“Revolutions in Private Law” was the theme for the 8th Biennial Conference on the Law of Obligations. Scholars, jurists and practitioners gathered at the University of Cambridge, UK from 19–22 July 2016 to discuss the various paradigm shifts in private law and torts. Coincidentally, it was also a celebration of the 50th anniversary of Goff and Jones’ Law of Restitution (now in its 9th edition as Goff & Jones: The Law of Unjust Enrichment).
The Cambridge Freshfields Lecture was delivered by the Hon Michael Kirby AC CMG, former Justice of the High Court of Australia and Editor-in-Chief of The Laws of Australia.
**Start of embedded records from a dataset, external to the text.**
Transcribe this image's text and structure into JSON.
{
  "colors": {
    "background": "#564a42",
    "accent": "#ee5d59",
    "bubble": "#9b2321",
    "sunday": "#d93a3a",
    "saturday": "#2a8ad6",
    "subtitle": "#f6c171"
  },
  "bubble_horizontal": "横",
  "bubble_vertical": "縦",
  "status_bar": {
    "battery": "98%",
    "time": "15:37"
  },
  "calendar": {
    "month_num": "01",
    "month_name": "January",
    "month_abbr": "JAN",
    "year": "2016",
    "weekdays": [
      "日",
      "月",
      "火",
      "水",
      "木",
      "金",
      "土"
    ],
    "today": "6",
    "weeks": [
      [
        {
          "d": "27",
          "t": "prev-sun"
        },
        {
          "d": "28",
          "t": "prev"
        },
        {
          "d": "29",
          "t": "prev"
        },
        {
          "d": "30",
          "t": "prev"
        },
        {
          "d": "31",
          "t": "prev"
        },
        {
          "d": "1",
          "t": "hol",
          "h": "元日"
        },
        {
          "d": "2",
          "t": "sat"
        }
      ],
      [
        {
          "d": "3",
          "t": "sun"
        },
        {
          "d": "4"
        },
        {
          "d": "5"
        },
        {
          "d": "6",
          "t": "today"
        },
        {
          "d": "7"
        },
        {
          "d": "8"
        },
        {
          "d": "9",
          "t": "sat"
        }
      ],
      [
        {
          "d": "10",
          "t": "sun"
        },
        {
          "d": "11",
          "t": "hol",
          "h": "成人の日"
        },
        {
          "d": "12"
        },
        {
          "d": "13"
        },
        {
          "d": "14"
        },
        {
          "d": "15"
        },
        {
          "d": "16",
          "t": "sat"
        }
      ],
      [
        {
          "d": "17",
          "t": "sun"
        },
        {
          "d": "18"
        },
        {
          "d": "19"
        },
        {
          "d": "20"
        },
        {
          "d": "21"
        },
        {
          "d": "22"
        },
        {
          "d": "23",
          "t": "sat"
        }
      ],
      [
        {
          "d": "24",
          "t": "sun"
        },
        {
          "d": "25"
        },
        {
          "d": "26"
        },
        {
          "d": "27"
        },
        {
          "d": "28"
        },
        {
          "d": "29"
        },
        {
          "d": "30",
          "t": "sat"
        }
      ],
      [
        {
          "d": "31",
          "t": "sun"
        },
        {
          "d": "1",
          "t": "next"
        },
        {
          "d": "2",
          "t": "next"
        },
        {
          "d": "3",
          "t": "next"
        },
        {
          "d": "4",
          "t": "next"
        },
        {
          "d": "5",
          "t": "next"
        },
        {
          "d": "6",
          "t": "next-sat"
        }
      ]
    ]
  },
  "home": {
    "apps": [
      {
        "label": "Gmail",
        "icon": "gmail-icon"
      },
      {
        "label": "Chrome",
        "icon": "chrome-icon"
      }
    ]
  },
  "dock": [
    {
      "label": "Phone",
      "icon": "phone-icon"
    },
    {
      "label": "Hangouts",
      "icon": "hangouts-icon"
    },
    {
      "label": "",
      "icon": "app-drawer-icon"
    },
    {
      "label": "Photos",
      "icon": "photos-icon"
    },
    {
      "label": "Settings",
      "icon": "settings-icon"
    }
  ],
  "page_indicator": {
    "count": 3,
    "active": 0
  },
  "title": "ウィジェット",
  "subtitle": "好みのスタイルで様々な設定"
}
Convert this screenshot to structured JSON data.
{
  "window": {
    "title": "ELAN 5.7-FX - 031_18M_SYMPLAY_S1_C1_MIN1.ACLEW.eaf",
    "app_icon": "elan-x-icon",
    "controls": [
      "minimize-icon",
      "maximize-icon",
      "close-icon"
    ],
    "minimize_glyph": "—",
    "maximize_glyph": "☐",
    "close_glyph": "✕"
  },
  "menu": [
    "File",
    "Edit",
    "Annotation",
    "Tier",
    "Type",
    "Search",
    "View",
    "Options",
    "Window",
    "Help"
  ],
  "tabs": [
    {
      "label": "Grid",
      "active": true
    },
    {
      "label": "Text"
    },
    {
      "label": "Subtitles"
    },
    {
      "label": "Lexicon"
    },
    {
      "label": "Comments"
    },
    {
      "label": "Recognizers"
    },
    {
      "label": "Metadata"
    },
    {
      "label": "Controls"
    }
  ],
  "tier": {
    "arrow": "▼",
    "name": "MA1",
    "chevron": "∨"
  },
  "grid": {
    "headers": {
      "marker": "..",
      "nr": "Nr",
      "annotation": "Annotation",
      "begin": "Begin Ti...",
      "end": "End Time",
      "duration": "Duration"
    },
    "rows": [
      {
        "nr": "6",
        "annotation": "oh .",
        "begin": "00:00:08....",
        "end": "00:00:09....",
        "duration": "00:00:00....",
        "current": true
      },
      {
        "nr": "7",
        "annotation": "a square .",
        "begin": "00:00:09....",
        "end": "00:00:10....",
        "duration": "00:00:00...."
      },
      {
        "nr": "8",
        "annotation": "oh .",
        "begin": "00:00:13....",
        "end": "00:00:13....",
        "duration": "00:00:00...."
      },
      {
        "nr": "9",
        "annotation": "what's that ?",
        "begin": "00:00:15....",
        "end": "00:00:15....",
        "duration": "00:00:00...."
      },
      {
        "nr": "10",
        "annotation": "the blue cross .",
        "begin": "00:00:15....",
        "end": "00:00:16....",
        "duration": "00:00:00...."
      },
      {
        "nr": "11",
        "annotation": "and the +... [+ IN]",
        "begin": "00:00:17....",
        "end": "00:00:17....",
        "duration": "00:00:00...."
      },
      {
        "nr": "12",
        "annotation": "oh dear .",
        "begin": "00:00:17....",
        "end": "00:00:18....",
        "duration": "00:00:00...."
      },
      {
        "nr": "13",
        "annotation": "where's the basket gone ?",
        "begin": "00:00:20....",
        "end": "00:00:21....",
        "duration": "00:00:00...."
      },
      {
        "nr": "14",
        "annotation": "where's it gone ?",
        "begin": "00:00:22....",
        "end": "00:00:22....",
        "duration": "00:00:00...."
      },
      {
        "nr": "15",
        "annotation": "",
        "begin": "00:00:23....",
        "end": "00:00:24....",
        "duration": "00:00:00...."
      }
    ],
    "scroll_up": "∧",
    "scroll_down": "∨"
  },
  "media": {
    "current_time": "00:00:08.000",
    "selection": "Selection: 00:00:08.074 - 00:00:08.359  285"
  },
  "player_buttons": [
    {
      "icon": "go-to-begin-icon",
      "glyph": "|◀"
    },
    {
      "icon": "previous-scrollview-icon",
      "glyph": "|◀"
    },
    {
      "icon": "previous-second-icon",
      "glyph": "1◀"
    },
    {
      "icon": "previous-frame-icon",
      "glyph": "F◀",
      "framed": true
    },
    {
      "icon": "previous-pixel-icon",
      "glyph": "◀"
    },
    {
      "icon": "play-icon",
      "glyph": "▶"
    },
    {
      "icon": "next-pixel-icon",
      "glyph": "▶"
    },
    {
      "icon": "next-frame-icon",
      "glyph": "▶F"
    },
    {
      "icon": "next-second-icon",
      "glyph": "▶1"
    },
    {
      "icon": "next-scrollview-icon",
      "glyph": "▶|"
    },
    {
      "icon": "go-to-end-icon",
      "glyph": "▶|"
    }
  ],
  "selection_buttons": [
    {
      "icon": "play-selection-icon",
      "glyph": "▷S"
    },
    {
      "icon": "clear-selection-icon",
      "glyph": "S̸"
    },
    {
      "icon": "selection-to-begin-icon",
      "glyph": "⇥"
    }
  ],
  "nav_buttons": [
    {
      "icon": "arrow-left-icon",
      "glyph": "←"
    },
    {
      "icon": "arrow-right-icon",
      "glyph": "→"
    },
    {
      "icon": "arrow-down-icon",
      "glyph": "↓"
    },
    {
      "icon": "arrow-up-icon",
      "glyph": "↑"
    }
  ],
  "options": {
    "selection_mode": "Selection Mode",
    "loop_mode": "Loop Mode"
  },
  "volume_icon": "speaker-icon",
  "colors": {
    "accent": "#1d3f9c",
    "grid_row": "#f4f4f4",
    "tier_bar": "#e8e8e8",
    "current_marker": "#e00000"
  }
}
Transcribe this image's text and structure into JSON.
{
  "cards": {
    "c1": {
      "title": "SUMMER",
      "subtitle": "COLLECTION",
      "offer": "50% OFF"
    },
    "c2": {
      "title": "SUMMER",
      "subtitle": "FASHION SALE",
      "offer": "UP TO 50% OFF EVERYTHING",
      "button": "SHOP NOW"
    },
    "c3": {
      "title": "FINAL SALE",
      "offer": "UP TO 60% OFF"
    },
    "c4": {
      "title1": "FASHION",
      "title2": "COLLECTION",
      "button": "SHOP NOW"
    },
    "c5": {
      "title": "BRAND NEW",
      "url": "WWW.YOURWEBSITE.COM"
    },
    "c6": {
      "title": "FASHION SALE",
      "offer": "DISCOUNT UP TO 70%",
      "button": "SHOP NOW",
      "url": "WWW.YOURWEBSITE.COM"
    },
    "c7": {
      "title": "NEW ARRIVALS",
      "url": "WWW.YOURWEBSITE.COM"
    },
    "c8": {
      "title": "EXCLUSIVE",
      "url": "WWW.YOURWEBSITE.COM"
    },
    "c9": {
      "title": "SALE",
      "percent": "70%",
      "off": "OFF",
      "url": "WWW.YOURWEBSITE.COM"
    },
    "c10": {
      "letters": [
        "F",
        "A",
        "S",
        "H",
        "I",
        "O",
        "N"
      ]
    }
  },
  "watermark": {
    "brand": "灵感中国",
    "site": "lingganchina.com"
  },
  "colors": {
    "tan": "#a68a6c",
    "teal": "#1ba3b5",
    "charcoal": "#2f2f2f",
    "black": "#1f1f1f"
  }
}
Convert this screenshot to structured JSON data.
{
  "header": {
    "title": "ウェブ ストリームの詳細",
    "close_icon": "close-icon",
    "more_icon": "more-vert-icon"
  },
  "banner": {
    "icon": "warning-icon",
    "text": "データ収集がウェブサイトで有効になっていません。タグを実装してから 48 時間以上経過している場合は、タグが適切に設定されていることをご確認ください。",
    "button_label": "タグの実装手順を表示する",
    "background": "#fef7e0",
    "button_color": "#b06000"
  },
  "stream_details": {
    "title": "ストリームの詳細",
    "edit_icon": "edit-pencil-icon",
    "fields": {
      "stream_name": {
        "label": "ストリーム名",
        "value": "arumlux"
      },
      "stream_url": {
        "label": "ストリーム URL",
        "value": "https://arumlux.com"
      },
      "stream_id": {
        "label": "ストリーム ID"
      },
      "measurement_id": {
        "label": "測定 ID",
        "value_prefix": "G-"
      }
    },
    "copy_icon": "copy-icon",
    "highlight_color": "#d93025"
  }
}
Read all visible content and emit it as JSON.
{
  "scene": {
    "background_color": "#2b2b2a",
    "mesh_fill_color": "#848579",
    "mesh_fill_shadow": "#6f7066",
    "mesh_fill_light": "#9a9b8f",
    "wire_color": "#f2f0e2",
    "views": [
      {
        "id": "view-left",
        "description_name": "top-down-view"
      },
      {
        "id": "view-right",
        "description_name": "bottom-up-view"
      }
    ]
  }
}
In his lecture, “Legal Obligations, Legal Revolutions”, he identified the 10 revolutions that have occurred in the field of tort law over the last 50 years:
- the decline of the unifying role of the House of Lords and Privy Council in the Commonwealth;
- the rise of comparative law sources;
- clearer acknowledgement of the legitimate creative role of the judge in expressing the common law;
- the impact of human rights law, and judicial review on concepts of law;
- the decline and fall of the civil jury trial for resolving factual disputes;
- new approaches to the construction of expanding legislative provisions;
- the adoption of greater realism about the function of tort law;
- the intrusion of artificial statutory limitations on liability;
- the impact of new technology on the law; and
- the greater inclination of lawyers and litigants to criticise and to express high expectations of “justice” in the law.
Discussion on these themes and more can be found in his Foreword to the recently published Torts – The Laws of Australia (3rd ed), edited by Dr Paul Vout and published in July 2016.
The next Obligations IX Conference (17–20 July 2018) will see the event return to its roots at Melbourne Law School, where the series first originated in 2002. The theme of that conference will be “Form and Substance in the Law of Obligations”.
As part of his attendance at the Obligations VIII Conference, the Hon Michael Kirby presented copies of Torts – The Laws of Australia (3rd ed) to Professor Sarah Worthington and Professor Andrew Robertson, two of the convenors of the conference, as well as to Professor Peter Cane and his wife Professor Jane Stapleton. Professor Robertson will also convene the 2018 Obligations IX Conference.
The presented book has been authored by experts in the field to provide a comprehensive and highly accessible introduction to the key principles of tort law, grouped into topics including the interactions of tort and contract law, negligence, occupiers’ liability, product liability, breach of statutory duty, strict liability, nuisance, trespass and intentional torts, defences, damages, and concurrent torts.
The third edition of the text explores the impact of common law developments in the last 10 years, including pivotal cases such as Brookfield Multiplex Ltd v Owners Corp Strata Plan 61288  HCA 36; changes to the law of occupiers’ liability under Strong v Woolworths Ltd  HCA 5; and also covers changes to breach of statutory duty, as reformed by the Work Health and Safety Act 2011 (Cth).
The latest edition is available through the Thomson Reuters eStore (in print and ProView ebook format).
The material is also published as Title 33 “Torts” of The Laws of Australia legal encyclopaedia, a free trial of which is available here.